“[Mewlan Sidiq] He died 10 days after the lockdown was implemented. The official, who spoke on condition of anonymity, said,
“Mulan is among the 12 people who died during this [this lockdown]. They all died [from starvation or lack of medicine] “In the first twenty days of the closure,” he added, without giving further details.
Radio Free Asia was unable to independently confirm the death toll reported by the official.
A second official told Radio Free Asia that Siddiq most likely died because his prescribed medication did not arrive in time amid the lockdown.
The official said Siddiq’s condition had been present before and had deteriorated after the start of the lockdown. He added that he was taken to hospital but later died.
We heard that the officials found him ill [from hunger] At his home.” “They took him to the county hospital, and he died there.”
“He was also suffering from a pre-existing condition prior to the lockdown,” the official said. “I don’t know if his death occurred only because of his pre-existing condition or because of his hunger.”
We help them
A security officer in Gorkeratma village told Radio Free Asia that two residents had recently died as a result of lack of food, while three others were taking malnourished villagers to hospital.
When asked about the identities of the two deceased, the officer said he did not know them because there were 12 villages in the town.
“I am just a security guard working here in Gorkeratma, and I am not familiar with all the villages,” he said.
He also said that he could not provide information about the specific causes of death without information from the relevant authorities.
Gorkeratma’s head of women’s affairs said the deceased were farmers – a man named Tursun Sawt, who died more than a week ago from starvation and lack of medicine, and a woman named Gulphram.
A village official in Golja told Radio Free Asia that nearly 200 poor families, or about 800 residents, with incomes below the poverty line lived there, but claimed the government was helping those who faced financial hardship during the lockdown.

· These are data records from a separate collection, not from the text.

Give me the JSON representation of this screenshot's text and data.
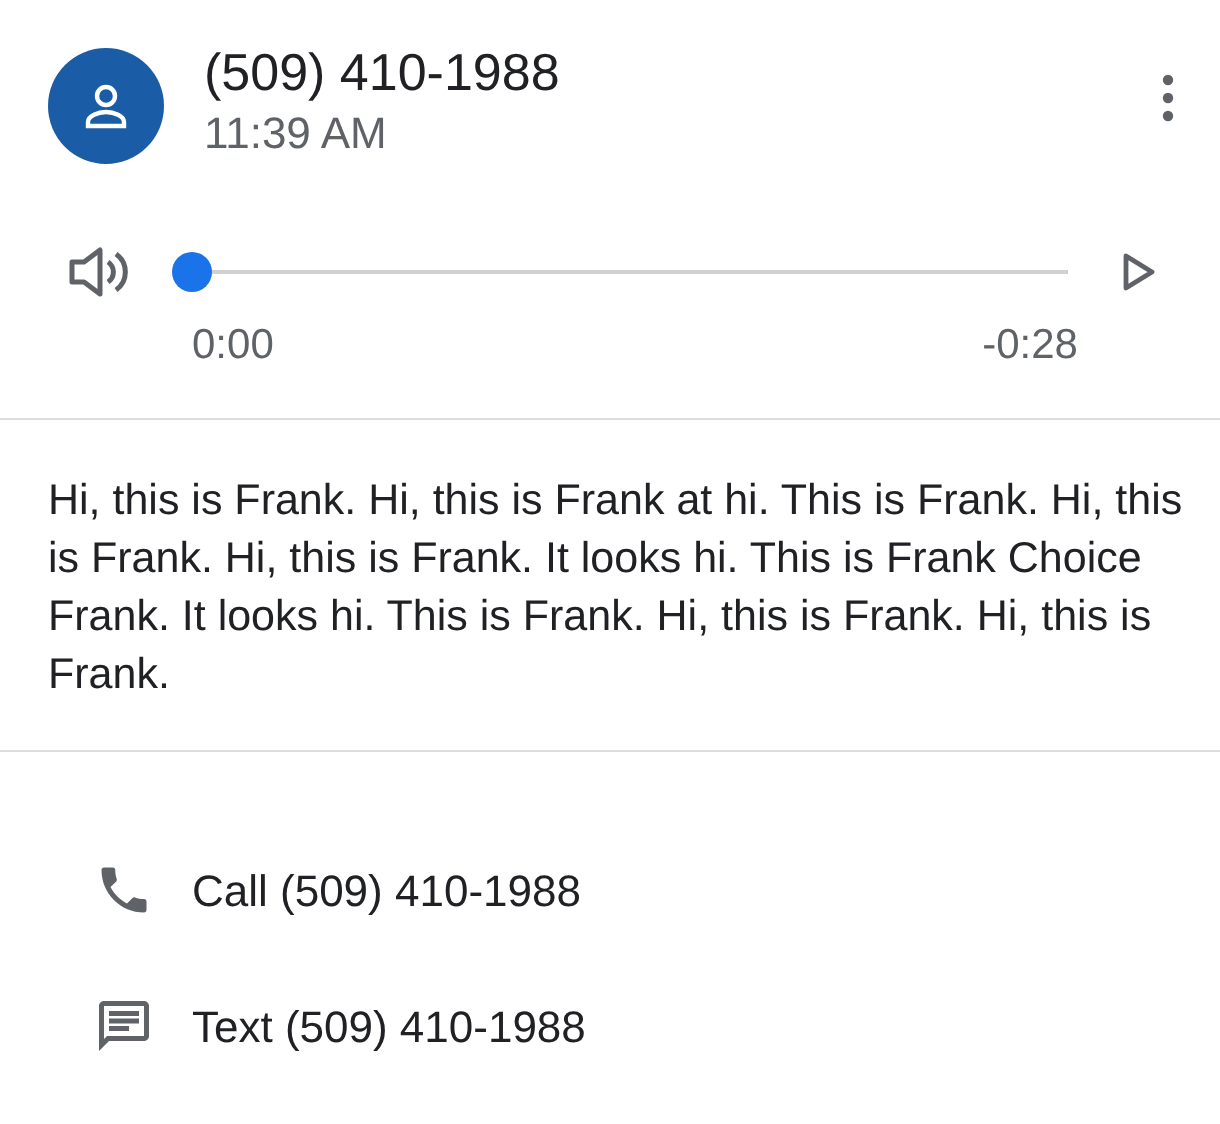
{
  "header": {
    "title": "(509) 410-1988",
    "time": "11:39 AM"
  },
  "player": {
    "level": 0,
    "elapsed": "0:00",
    "remaining": "-0:28"
  },
  "transcript": "Hi, this is Frank. Hi, this is Frank at hi. This is Frank. Hi, this is Frank. Hi, this is Frank. It looks hi. This is Frank Choice Frank. It looks hi. This is Frank. Hi, this is Frank. Hi, this is Frank.",
  "actions": [
    {
      "kind": "call",
      "label": "Call (509) 410-1988"
    },
    {
      "kind": "text",
      "label": "Text (509) 410-1988"
    }
  ]
}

We help them [and] “They are happy,” he said.
An elderly Uyghur resident told RFA that his medicine was delivered on time, but he and his partner only received five loaves of bread to sustain them for three days.
“I have had two surgeries due to my illness, and I have high blood pressure along with other diseases,” he said. We have to pay government officials to bring us medicine and other food. We have some bread to live for a few days.”
“We can’t buy meat and vegetables,” he said. “We can’t just live and spend all our limited savings.”
The World Uyghur Congress (WUC) has expressed concern about the severe COVID-19 measures in Xinjiang and called on the Chinese government to abandon these policies.
A Uyghur activist group in Germany cited videos posted on Chinese social media by Uyghurs, showing that strict policies deny them medical care and prevent them from getting food, leading to starvation in some cases.
The WUC also noted that residents can be seen complaining about restrictions leading to starvation and a lack of help from local authorities on screenshots of exchanges on the WeChat messaging app.
Current policies appear to indicate that the Uyghur population is under de facto house arrest with the government using the COVID-19 pandemic as justification, the WUC said in statement released Friday.
“We have seen so many videos posted on the internet that it is very difficult to watch and not be able to provide any humanitarian assistance,” said WUC President Dolkun Issa. We appeal to the international community to stop the ongoing atrocities. ”
Translated by RFA Uyghurs. Written by Roseanne Geren in English.